“.. What joy, when each may supplement
The other, changing each as changed, till, wholly blent,
Our old things shall be new, and, what we both ignite,
Fuse, lose the varicolor in achromatic white!”
(Browning, continued)

There are more pressing, mundane ways of seeing this need that are only less easy to contemplate by way of hitting too close to home. If a wizard like Zedd would say, “sometimes to gain ground you need to slow down,” the darker way of saying the same thing is “you can’t fight time over luck.”


My least favorite example of hurrying for the sake of feeling urgently needed at one’s destination is the health professions’ enthusiasm for the “stretcher trot” at the expense of good listening skills or competent hand-offs among team members juggling a shared patient’s charts and supplementary oral instructions.

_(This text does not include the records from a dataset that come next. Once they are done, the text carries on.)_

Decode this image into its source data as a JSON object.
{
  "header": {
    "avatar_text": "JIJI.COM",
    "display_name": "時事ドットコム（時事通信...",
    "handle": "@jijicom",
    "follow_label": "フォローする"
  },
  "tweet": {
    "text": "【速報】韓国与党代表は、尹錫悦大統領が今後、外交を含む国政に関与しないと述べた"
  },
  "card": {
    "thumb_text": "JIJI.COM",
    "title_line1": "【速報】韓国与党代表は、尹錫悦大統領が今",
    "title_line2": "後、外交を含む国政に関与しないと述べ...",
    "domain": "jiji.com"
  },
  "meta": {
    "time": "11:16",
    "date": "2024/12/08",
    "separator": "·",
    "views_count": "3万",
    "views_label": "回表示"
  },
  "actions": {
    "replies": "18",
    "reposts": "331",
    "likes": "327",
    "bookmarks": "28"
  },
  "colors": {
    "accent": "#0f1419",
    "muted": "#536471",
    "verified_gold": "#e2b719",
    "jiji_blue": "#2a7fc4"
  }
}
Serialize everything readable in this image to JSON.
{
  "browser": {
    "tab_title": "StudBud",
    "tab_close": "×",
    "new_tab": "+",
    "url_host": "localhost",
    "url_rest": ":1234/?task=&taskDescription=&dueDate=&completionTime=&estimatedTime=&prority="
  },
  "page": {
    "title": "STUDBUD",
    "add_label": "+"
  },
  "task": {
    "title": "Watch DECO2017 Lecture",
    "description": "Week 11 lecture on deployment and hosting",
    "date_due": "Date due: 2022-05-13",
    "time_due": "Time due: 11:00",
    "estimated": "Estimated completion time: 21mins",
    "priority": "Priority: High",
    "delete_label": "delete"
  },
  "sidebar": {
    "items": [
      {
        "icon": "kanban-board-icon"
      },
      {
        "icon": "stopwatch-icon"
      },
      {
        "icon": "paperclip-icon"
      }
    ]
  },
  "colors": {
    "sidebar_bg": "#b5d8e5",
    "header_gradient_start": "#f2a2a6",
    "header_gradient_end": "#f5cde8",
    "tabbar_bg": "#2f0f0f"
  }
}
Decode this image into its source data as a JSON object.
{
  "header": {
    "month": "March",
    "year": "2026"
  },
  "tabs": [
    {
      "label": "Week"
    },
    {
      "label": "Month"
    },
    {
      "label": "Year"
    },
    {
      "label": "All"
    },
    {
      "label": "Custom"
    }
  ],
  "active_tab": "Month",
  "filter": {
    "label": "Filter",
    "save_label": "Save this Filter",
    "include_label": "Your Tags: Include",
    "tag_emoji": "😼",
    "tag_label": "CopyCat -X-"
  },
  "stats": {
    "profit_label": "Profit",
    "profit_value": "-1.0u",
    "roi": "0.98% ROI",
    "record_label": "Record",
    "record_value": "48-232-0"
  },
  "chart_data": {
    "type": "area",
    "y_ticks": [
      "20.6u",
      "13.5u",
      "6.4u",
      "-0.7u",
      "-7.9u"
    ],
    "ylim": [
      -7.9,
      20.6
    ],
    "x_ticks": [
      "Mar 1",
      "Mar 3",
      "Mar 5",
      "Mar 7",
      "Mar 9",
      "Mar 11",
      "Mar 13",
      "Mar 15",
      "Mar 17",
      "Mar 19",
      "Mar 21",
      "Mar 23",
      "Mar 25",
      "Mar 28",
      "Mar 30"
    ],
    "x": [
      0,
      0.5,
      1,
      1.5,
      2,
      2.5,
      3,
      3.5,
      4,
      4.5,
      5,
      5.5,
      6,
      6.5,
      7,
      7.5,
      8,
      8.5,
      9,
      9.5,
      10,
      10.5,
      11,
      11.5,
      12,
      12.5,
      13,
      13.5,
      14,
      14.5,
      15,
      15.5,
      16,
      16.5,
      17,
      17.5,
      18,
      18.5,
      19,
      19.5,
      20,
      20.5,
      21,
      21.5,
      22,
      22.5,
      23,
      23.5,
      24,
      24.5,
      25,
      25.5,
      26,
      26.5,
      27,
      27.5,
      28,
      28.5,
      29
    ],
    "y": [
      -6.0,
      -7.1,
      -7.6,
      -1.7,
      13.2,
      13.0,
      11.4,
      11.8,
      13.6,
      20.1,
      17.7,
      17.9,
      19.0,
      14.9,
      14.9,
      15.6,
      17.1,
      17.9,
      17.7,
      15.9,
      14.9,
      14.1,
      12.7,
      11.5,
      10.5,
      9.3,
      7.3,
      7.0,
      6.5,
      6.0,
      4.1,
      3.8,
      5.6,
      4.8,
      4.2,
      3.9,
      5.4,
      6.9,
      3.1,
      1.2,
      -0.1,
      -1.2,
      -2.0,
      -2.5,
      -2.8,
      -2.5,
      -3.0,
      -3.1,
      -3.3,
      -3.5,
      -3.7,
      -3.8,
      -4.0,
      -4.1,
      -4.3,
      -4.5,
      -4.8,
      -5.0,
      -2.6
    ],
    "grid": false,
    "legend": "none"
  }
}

But I’m not easily rushed, so I find the opposite side of the logic trap made of matched, conflicting tautologies more flattering – the one that endorses procrastination instead.

Creativity experts have recognized the need for undisturbed time to think reflectively, which is hardly possible if one’s sense of felt productivity is predicated on feeling rushed. In defiance of the way the Protestant work ethic has been reconceived as the cut-everyone-off-in-traffic-if-your-appointment-means-anything-to-you work ethic, one creativity guru has even come out with a cheeky defense of procrastination.

He details all its grandiose enthusiasms about one’s hypothetical potential and also its depressive self-sabotaging delays that make testing one’s full potential impossible by only getting down to work at the last minute.

But he sees a silver lining in the way procrastination buys time for thinking outside the box – if you never risk thinking unrealistically about what can be done, you may overlook a real opportunity for feasible innovation out of overzealous avoidance of risk.

So… anticipation of your swan dive can be the very best part?

Procrastinating out of resentment about frustrating, obstinant limitations on the best possible outcome of putting in your best effort is, in reality, a no-win. But sometimes taking the time to do something else before you begin what seems most important to accomplish can be the right thing to do.

The path that suits you best may not be the path of least resistance, but resistance feels different on the path you identify with as an experience of becoming, rather than a trial of the validity of your hopes and plans.

That’s why they say resistance cannot rob you of your purpose if “the journey is the destination”, whereas you could be robbed of access to an all-consuming future goal if your actions were only a means to an end.